(a) (1) If after a hearing on a petition, whether ex parte or otherwise, a judge finds that there are reasonable grounds to believe that the respondent has committed, and is likely to commit in the future, an act specified in § 3-1503(a) of this subtitle against the petitioner, the judge may issue a temporary peace order to protect the petitioner.
(2) The temporary peace order may include any or all of the following relief:
(i) Order the respondent to refrain from committing or threatening to commit an act specified in § 3-1503(a) of this subtitle against the petitioner;
(ii) Order the respondent to refrain from contacting, attempting to contact, or harassing the petitioner;
(iii) Order the respondent to refrain from entering the residence of the petitioner; and
(iv) Order the respondent to remain away from the place of employment, school, or temporary residence of the petitioner.
(3) If the judge issues an order under this section, the order shall contain only the relief that is minimally necessary to protect the petitioner.
(b) (1) Except as provided in paragraph (2) of this subsection, a law enforcement officer immediately shall serve the temporary peace order on the respondent.
(2) A respondent who has been served with an interim peace order under § 3-1503.1 of this subtitle shall be served with the temporary peace order in open court or, if the respondent is not present at the temporary peace order hearing, by first-class mail at the respondent’s last known address.

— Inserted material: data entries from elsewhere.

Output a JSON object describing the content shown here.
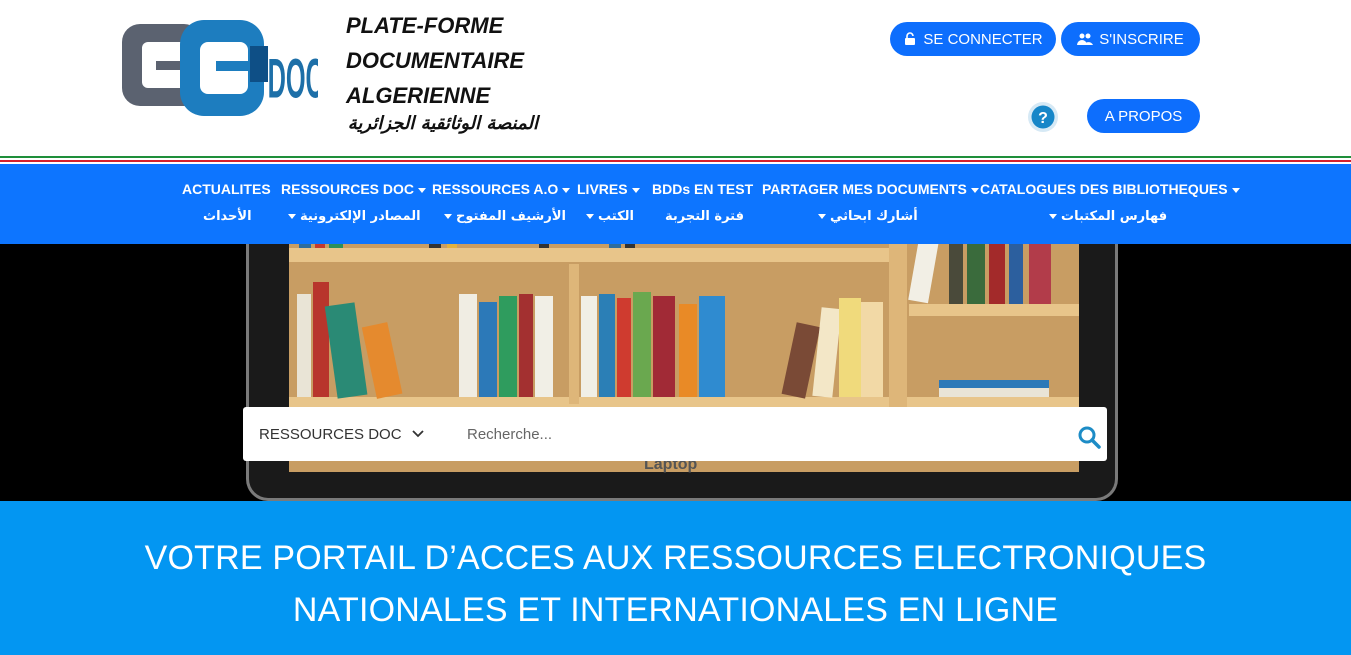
{
  "brand": {
    "title_lines": [
      "PLATE-FORME",
      "DOCUMENTAIRE",
      "ALGERIENNE"
    ],
    "arabic": "المنصة الوثائقية الجزائرية",
    "logo_text": "DOC"
  },
  "header": {
    "login_label": "SE CONNECTER",
    "signup_label": "S'INSCRIRE",
    "about_label": "A PROPOS"
  },
  "nav": {
    "fr": [
      {
        "label": "ACTUALITES",
        "dropdown": false
      },
      {
        "label": "RESSOURCES DOC",
        "dropdown": true
      },
      {
        "label": "RESSOURCES A.O",
        "dropdown": true
      },
      {
        "label": "LIVRES",
        "dropdown": true
      },
      {
        "label": "BDDs EN TEST",
        "dropdown": false
      },
      {
        "label": "PARTAGER MES DOCUMENTS",
        "dropdown": true
      },
      {
        "label": "CATALOGUES DES BIBLIOTHEQUES",
        "dropdown": true
      }
    ],
    "ar": [
      {
        "label": "الأحداث",
        "dropdown": false
      },
      {
        "label": "المصادر الإلكترونية",
        "dropdown": true
      },
      {
        "label": "الأرشيف المفتوح",
        "dropdown": true
      },
      {
        "label": "الكتب",
        "dropdown": true
      },
      {
        "label": "فترة التجربة",
        "dropdown": false
      },
      {
        "label": "أشارك ابحاثي",
        "dropdown": true
      },
      {
        "label": "فهارس المكتبات",
        "dropdown": true
      }
    ]
  },
  "hero": {
    "laptop_brand": "Laptop"
  },
  "search": {
    "selected_scope": "RESSOURCES DOC",
    "placeholder": "Recherche..."
  },
  "banner": {
    "line1": "VOTRE PORTAIL D’ACCES AUX RESSOURCES ELECTRONIQUES",
    "line2": "NATIONALES ET INTERNATIONALES EN LIGNE"
  },
  "colors": {
    "nav_bg": "#0d75ff",
    "button_bg": "#0d6efd",
    "banner_bg": "#0396f2"
  }
}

(c) (1) Except as otherwise provided in this subsection, the temporary peace order shall be effective for not more than 7 days after service of the order.
(2) The judge may extend the temporary peace order as needed, but not to exceed 30 days, to effectuate service of the order where necessary to provide protection or for other good cause.
(3) If the court is closed on the day on which the temporary peace order is due to expire, the temporary peace order shall be effective until the second day on which the court is open, by which time the court shall hold a final peace order hearing.
(d) The judge may proceed with a final peace order hearing instead of a temporary peace order hearing if:
(1) (i) The respondent appears at the hearing;
(ii) The respondent has been served with an interim peace order; or
(iii) The court otherwise has personal jurisdiction over the respondent; and
(2) The petitioner and the respondent expressly consent to waive the temporary peace order hearing.